[Items from an interface collection]

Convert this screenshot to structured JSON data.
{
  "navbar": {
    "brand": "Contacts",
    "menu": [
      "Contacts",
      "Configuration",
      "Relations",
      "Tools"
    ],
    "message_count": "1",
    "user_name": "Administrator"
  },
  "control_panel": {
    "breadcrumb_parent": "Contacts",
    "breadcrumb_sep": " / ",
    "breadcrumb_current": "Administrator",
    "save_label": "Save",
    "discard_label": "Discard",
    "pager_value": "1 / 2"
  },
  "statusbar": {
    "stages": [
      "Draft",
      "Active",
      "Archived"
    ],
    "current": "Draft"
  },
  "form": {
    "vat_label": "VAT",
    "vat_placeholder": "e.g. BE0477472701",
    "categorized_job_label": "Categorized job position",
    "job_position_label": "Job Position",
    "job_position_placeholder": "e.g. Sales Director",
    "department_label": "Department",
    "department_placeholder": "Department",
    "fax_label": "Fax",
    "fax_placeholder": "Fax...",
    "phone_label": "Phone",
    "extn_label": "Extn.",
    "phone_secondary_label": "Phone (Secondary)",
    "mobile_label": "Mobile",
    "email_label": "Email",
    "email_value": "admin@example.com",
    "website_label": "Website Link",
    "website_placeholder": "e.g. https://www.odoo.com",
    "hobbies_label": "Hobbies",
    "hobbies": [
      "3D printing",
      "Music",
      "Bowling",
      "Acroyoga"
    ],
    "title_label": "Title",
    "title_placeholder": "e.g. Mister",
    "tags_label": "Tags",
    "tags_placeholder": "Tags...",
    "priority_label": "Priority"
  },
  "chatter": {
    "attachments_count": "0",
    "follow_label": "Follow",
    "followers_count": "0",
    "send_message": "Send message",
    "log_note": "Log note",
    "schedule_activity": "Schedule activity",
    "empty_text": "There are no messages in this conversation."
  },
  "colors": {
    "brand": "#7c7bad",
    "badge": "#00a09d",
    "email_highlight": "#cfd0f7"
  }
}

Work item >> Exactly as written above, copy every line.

Reply >>
Convert this screenshot to structured JSON data.
{
  "navbar": {
    "brand": "Contacts",
    "menu": [
      "Contacts",
      "Configuration",
      "Relations",
      "Tools"
    ],
    "message_count": "1",
    "user_name": "Administrator"
  },
  "control_panel": {
    "breadcrumb_parent": "Contacts",
    "breadcrumb_sep": " / ",
    "breadcrumb_current": "Administrator",
    "save_label": "Save",
    "discard_label": "Discard",
    "pager_value": "1 / 2"
  },
  "statusbar": {
    "stages": [
      "Draft",
      "Active",
      "Archived"
    ],
    "current": "Draft"
  },
  "form": {
    "vat_label": "VAT",
    "vat_placeholder": "e.g. BE0477472701",
    "categorized_job_label": "Categorized job position",
    "job_position_label": "Job Position",
    "job_position_placeholder": "e.g. Sales Director",
    "department_label": "Department",
    "department_placeholder": "Department",
    "fax_label": "Fax",
    "fax_placeholder": "Fax...",
    "phone_label": "Phone",
    "extn_label": "Extn.",
    "phone_secondary_label": "Phone (Secondary)",
    "mobile_label": "Mobile",
    "email_label": "Email",
    "email_value": "admin@example.com",
    "website_label": "Website Link",
    "website_placeholder": "e.g. https://www.odoo.com",
    "hobbies_label": "Hobbies",
    "hobbies": [
      "3D printing",
      "Music",
      "Bowling",
      "Acroyoga"
    ],
    "title_label": "Title",
    "title_placeholder": "e.g. Mister",
    "tags_label": "Tags",
    "tags_placeholder": "Tags...",
    "priority_label": "Priority"
  },
  "chatter": {
    "attachments_count": "0",
    "follow_label": "Follow",
    "followers_count": "0",
    "send_message": "Send message",
    "log_note": "Log note",
    "schedule_activity": "Schedule activity",
    "empty_text": "There are no messages in this conversation."
  },
  "colors": {
    "brand": "#7c7bad",
    "badge": "#00a09d",
    "email_highlight": "#cfd0f7"
  }
}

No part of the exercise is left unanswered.